Evaluation of building and occupant response to temperature and humidity: non-traditional heat stress considerations A comparison of different construction types used by the Texas Department of Criminal Justice
of selected prison facilities in the State of Texas. Three collocated facilities of the Texas
Department of Criminal Justice were monitored for temperature, relative humidity and
barometric pressure over a period of fifteen months. The objectives of the study were to
examine the response of the built environment to the stressors of ambient conditions,
characterize the influence of the construction method for each facility and study the
responses of the occupants of the buildings. From the data, an apparent temperature was
calculated and then compared to the data collected by the regional National Weather
Service facility for ambient conditions. A relationship between the type of facility and
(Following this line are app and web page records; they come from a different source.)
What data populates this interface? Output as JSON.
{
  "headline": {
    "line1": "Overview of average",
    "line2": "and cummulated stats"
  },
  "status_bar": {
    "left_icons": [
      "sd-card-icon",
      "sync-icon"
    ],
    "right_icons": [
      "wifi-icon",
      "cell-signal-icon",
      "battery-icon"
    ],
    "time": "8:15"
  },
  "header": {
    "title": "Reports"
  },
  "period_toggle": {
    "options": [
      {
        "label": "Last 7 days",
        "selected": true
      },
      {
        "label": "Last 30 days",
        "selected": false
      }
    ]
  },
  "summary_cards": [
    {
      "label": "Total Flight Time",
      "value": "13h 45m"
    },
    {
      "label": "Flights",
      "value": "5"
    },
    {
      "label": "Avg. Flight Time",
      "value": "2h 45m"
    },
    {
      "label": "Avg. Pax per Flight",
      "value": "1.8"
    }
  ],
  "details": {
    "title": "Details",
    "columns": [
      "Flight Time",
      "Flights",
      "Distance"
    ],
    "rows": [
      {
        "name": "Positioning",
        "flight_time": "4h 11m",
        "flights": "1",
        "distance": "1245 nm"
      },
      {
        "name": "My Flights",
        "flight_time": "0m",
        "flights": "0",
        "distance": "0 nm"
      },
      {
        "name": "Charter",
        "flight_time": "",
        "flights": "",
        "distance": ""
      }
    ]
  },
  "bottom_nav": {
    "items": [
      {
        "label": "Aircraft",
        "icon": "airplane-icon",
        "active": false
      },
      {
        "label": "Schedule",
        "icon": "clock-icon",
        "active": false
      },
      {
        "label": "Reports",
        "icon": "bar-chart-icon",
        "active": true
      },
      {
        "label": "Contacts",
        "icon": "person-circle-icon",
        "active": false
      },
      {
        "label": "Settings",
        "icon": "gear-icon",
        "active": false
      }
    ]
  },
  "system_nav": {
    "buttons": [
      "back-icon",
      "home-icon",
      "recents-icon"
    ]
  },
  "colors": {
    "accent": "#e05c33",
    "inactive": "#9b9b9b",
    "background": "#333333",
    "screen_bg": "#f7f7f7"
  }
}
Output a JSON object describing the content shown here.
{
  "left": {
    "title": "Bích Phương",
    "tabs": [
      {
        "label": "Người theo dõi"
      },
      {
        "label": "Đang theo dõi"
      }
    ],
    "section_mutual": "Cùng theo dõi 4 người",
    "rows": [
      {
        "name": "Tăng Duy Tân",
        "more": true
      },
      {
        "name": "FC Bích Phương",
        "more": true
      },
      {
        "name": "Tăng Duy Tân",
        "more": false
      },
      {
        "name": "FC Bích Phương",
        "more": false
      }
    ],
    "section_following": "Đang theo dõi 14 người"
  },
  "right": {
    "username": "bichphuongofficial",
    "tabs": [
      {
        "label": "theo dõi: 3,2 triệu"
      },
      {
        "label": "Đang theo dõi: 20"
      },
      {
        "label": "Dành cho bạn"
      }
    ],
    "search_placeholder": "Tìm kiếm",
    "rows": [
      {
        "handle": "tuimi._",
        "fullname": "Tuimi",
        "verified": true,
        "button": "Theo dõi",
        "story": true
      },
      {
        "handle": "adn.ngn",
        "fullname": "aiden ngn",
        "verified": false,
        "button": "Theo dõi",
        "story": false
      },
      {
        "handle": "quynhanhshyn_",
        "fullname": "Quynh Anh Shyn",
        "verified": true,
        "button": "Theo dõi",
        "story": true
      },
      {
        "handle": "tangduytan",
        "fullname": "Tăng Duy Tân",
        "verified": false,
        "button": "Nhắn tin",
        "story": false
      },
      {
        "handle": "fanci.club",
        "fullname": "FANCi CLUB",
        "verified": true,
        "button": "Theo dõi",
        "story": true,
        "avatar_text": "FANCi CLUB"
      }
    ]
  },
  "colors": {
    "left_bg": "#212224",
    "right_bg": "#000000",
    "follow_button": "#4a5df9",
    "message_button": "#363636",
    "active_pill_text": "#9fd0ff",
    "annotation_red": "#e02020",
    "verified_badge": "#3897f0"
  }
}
the resulting indoor environmental conditions was established. The construction
materials chosen for a particular facility affected not only the rate of heating of the
indoor environment but also the maximum temperature, apparent temperature and
thermal variation experienced by the occupants. The peak temperature and relative
humidity were higher in the metal facilities when compared to the concrete facility.
Therefore, the difference in occupant living conditions was considerable when the
internal environmental conditions (temperature and humidity) were compared between
construction types. The concrete construction also moderated the changes in the
occupant environment through a lag of internal conditions behind those of the external
environment. This resulted in a slower apparent temperature rise over the course of the
day in the concrete buildings and a delay in the internal high temperature of the day.
Finally, the data shows that measures of aggression vary with the seasonal changes,
Increasing in the warming months and decreasing in the cooling months. This increase
in the metal constructed facilities is greater than the rate of increase found in the
concrete constructed facility.
Advisor:Rock, James C.; Busbee, David L.; McMurray, David N.; Russell, Leon H.
School:Texas A&M University
School Location:USA - Texas
Source Type:Master's Thesis
Keywords:building response heat index agression temperature lag prisons materials
Date of Publication:12/01/2004